This system of territorial control was widely criticized (and I added to this chorus vehemently) due to the possibility of having a system of region lost to an attack outside of one’s normal timezone, while the members of an alliance were asleep or trapped at their day jobs unable to log in. I doubt that anyone will truly mourn the passing of the pre-Dominion sov system, yet at the time of that patch it wasn’t obvious what kind of consequences it would have on other types of gameplay.

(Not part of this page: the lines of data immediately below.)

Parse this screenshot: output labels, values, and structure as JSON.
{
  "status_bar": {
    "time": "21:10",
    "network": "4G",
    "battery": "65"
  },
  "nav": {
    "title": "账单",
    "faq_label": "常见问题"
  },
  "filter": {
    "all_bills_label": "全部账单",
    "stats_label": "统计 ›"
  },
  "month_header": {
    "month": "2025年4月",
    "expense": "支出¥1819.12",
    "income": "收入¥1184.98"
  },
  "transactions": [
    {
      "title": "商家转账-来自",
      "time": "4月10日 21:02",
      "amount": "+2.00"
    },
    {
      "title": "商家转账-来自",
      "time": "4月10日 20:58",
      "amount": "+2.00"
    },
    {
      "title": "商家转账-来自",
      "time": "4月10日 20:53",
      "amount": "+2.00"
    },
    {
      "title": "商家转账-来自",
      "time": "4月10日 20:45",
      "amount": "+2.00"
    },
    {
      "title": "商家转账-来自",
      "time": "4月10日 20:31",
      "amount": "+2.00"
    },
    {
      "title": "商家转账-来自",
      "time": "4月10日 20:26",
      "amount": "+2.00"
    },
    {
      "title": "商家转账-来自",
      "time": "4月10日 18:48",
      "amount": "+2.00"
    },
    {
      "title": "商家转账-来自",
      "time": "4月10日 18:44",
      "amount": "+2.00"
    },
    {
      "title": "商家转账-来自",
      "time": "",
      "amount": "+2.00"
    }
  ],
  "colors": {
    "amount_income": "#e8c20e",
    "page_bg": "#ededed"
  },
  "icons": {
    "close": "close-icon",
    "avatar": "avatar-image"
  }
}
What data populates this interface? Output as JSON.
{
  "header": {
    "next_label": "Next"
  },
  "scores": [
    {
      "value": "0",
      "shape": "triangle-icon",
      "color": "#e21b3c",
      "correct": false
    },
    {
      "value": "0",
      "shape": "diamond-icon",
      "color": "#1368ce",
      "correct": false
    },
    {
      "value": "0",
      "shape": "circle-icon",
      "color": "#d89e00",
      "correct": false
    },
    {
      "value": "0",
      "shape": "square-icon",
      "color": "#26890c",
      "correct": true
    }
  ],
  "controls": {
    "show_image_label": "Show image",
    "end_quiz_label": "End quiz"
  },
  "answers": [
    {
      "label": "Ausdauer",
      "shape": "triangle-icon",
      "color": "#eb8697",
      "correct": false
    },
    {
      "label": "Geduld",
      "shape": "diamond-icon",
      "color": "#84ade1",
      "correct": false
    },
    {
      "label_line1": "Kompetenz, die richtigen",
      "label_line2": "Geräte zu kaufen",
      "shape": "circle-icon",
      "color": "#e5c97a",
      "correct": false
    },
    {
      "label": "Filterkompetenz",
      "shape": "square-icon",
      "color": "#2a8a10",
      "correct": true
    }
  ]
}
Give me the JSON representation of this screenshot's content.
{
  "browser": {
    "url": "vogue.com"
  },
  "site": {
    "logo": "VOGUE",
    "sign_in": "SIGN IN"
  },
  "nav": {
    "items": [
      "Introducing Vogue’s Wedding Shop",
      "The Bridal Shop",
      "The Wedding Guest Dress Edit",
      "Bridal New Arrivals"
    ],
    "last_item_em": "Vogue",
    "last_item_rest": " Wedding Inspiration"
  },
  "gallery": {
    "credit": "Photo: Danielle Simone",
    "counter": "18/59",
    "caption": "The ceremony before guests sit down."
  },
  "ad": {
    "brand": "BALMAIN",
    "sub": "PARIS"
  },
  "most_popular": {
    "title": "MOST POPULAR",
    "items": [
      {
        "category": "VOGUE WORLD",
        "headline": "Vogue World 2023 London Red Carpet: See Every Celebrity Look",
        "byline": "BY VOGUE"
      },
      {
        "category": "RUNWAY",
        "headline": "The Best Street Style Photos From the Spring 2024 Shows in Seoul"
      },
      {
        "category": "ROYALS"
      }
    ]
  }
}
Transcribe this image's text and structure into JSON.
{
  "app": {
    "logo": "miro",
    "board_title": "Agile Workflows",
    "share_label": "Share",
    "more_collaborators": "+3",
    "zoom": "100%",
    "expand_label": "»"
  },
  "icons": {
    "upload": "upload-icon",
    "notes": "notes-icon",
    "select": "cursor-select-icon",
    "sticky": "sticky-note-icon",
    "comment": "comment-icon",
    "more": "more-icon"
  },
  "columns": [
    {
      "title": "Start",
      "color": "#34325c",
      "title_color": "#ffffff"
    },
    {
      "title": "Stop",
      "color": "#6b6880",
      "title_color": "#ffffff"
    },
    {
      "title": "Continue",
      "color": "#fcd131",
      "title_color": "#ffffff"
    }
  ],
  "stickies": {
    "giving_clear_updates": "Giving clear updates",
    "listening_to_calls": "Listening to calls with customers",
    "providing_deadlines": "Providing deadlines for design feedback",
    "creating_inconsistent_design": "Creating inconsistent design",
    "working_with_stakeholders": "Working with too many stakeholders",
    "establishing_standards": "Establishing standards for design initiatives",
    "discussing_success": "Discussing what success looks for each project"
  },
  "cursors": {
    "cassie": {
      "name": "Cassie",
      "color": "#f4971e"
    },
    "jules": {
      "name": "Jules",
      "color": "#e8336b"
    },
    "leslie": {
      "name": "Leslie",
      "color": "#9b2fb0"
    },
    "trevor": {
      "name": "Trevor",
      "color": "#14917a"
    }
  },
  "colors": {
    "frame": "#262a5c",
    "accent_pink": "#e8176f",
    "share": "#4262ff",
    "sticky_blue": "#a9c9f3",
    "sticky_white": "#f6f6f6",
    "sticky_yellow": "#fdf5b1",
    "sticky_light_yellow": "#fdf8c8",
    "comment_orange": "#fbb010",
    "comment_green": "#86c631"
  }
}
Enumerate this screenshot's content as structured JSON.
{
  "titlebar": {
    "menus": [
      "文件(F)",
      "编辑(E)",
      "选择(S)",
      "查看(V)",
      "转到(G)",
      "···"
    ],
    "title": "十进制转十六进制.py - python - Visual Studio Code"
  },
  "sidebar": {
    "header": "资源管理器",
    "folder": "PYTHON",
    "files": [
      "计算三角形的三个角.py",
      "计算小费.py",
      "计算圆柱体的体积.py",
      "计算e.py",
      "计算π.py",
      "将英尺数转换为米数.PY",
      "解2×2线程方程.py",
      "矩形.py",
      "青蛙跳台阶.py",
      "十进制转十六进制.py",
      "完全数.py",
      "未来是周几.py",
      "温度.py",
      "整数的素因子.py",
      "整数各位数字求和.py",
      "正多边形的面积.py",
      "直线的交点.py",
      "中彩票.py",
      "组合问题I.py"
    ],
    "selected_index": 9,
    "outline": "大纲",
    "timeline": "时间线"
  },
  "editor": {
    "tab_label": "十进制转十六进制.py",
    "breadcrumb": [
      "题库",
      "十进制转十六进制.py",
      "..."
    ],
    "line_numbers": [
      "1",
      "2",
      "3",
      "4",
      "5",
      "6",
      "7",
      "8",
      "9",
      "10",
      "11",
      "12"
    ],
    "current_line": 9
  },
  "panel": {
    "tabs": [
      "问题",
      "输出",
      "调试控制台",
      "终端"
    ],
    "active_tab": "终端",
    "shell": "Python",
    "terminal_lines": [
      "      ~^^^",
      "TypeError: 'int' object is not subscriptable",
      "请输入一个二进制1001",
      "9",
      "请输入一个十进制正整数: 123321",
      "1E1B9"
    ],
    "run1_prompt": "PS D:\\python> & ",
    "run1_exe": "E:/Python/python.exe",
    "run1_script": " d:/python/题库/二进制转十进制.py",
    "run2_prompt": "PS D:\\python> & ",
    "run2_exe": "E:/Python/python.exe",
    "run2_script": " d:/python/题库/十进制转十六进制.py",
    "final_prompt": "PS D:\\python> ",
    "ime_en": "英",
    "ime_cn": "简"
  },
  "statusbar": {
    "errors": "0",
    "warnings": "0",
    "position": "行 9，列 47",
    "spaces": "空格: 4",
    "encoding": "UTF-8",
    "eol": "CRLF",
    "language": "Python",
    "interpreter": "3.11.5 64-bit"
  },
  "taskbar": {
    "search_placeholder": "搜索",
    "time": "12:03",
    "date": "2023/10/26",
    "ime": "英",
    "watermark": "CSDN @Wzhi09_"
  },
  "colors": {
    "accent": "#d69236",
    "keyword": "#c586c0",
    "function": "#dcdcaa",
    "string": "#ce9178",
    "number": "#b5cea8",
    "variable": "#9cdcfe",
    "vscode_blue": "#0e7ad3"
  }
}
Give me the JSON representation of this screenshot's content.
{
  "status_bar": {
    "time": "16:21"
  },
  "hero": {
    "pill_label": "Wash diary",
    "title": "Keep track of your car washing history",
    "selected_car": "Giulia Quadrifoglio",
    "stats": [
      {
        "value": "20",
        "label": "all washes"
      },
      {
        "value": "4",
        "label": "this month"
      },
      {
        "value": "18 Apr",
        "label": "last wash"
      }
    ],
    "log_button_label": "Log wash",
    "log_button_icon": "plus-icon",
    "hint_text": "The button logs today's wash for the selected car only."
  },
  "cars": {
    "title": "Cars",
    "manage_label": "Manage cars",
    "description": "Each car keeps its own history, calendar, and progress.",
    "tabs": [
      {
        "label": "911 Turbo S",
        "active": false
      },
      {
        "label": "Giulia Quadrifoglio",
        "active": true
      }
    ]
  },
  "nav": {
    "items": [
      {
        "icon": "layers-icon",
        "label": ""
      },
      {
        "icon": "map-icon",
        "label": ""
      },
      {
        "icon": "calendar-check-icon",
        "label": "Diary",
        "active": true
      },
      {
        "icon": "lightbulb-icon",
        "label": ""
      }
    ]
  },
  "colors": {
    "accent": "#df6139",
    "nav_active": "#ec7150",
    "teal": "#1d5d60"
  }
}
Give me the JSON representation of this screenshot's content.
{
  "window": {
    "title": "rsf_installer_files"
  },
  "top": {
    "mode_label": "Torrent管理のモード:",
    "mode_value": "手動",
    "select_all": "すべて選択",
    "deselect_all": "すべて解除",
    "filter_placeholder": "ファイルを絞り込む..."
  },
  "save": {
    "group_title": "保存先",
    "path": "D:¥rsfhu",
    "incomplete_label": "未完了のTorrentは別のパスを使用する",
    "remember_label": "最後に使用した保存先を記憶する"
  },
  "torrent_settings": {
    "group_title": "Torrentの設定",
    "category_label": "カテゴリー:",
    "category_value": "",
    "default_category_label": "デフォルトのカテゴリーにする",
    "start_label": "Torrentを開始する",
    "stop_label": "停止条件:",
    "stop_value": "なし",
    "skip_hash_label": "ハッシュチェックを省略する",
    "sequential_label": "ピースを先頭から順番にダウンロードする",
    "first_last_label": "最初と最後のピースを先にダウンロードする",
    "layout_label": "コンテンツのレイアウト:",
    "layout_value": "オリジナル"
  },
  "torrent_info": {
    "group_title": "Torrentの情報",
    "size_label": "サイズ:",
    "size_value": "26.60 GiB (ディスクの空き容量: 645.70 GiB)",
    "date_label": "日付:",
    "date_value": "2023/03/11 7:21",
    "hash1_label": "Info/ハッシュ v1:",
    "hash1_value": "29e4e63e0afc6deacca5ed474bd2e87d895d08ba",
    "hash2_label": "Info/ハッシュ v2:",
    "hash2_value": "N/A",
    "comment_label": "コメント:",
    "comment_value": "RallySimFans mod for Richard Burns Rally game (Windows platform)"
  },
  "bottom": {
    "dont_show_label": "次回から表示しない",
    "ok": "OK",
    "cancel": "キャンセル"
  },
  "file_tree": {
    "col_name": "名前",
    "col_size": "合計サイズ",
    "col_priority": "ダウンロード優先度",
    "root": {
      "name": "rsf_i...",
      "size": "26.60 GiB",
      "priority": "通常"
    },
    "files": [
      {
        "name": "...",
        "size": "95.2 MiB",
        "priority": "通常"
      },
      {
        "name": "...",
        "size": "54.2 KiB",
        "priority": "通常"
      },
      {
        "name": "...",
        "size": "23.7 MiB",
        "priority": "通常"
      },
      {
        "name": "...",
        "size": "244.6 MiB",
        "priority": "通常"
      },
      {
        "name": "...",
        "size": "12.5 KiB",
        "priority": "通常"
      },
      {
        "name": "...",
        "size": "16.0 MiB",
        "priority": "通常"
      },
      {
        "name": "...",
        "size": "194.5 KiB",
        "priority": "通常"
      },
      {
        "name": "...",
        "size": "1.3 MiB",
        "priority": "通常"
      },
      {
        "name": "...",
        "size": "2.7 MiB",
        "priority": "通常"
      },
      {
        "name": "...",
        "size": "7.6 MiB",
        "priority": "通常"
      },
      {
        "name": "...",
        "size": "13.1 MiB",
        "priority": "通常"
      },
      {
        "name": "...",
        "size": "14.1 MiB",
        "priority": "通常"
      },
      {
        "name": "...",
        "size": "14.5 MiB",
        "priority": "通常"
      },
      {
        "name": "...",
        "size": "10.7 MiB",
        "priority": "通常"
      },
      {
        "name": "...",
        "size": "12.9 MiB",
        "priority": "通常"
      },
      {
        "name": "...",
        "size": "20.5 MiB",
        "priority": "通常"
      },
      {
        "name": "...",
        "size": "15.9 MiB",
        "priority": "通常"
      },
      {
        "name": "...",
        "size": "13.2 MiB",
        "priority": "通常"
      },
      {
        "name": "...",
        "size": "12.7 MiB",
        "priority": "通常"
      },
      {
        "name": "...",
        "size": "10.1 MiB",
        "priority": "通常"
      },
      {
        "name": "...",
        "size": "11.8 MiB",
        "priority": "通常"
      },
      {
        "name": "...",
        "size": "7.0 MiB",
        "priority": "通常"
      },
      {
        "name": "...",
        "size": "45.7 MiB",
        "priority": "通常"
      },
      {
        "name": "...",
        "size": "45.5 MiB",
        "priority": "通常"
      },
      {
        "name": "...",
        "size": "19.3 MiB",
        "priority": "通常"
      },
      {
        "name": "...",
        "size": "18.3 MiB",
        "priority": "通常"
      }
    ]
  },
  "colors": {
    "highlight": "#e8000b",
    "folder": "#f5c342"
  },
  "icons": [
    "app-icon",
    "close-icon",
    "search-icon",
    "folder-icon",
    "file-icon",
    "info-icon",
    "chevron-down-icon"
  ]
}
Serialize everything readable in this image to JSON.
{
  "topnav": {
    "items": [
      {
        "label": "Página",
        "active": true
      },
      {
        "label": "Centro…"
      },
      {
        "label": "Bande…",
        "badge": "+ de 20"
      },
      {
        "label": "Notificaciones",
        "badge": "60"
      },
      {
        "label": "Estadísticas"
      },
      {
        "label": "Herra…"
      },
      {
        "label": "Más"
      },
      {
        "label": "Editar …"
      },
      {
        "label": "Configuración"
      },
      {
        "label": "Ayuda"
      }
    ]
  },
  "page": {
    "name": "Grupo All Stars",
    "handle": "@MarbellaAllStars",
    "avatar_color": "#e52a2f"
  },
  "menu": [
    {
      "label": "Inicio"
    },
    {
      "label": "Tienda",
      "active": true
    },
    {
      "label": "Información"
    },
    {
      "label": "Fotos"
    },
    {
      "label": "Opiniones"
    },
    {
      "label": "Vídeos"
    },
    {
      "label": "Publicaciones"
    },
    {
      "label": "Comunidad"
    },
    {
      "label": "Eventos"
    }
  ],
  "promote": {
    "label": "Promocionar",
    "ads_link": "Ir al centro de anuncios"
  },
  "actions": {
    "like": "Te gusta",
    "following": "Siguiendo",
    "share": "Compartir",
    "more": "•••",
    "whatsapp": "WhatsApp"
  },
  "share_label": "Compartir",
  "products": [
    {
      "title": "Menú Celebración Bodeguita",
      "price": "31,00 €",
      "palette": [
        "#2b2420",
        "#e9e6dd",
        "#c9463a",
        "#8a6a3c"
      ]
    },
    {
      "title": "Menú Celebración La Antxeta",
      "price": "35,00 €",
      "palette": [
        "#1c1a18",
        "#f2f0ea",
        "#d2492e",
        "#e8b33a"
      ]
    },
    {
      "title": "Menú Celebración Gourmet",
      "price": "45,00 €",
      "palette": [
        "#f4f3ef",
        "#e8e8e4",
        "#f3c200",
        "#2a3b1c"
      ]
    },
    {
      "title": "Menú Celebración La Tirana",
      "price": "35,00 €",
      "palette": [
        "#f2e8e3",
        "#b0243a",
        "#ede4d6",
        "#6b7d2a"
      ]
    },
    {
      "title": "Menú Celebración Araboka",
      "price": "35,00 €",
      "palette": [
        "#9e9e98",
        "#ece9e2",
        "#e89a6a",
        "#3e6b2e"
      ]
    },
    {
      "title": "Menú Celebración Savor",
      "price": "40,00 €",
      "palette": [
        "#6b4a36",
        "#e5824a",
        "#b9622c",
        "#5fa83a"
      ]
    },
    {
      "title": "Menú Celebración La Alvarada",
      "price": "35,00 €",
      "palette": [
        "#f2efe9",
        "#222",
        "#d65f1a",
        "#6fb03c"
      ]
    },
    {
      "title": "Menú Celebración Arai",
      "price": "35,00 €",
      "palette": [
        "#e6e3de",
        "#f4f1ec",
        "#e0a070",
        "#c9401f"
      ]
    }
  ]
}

In the past six months, we have seen the reporting agent reduced in status to that of a useful accessory. Because the new system is based around fixed timers which only have to be set once by the alliance leadership, many of the ‘early warning’ functions of reporting agents are carried out by covert ops pilots. Any invasion is predicated by a minimum of three hours of warning time by onlining SBU’s, followed by multiple 24 and 48 hour timers on infrastructure hubs and outposts. There’s no longer any need for spies to liaise with logisticians, save for the odd mining tower or CSAA. Because of the removal of the risk of first strikes, there’s no longer any need to bother with the ‘maze of mirrors’ which characterizes the expression game.
There are still some expression games to play in the realm of counterintelligence; spyhunting remains a place of paranoia, conjecture, and attempting to outwit and uncover hostile spies. But it’s a tragic loss to see reporting intelligence minimized so, when it was once the most preeminent and complicated field of espionage gameplay in EVE. Should it somehow return, it would add much needed vibrancy to the visibly stagnating nullsec metagame.
Reporting intelligence is even less relevant in the modern era than previously; most of our spies are now providing tactical intel – helping FCs blow up enemy FCs, that sort of thing – rather than warning of invasions or grand political shifts. There’s no factor of surprise in post-Dominion warfare; any invasion that could occur by ‘surprise’ still has 3 hours of notice as SBUs online. It’s enough to make you miss pos-warfare.
This article originally appeared on TheMittani.com, written by The Mittani.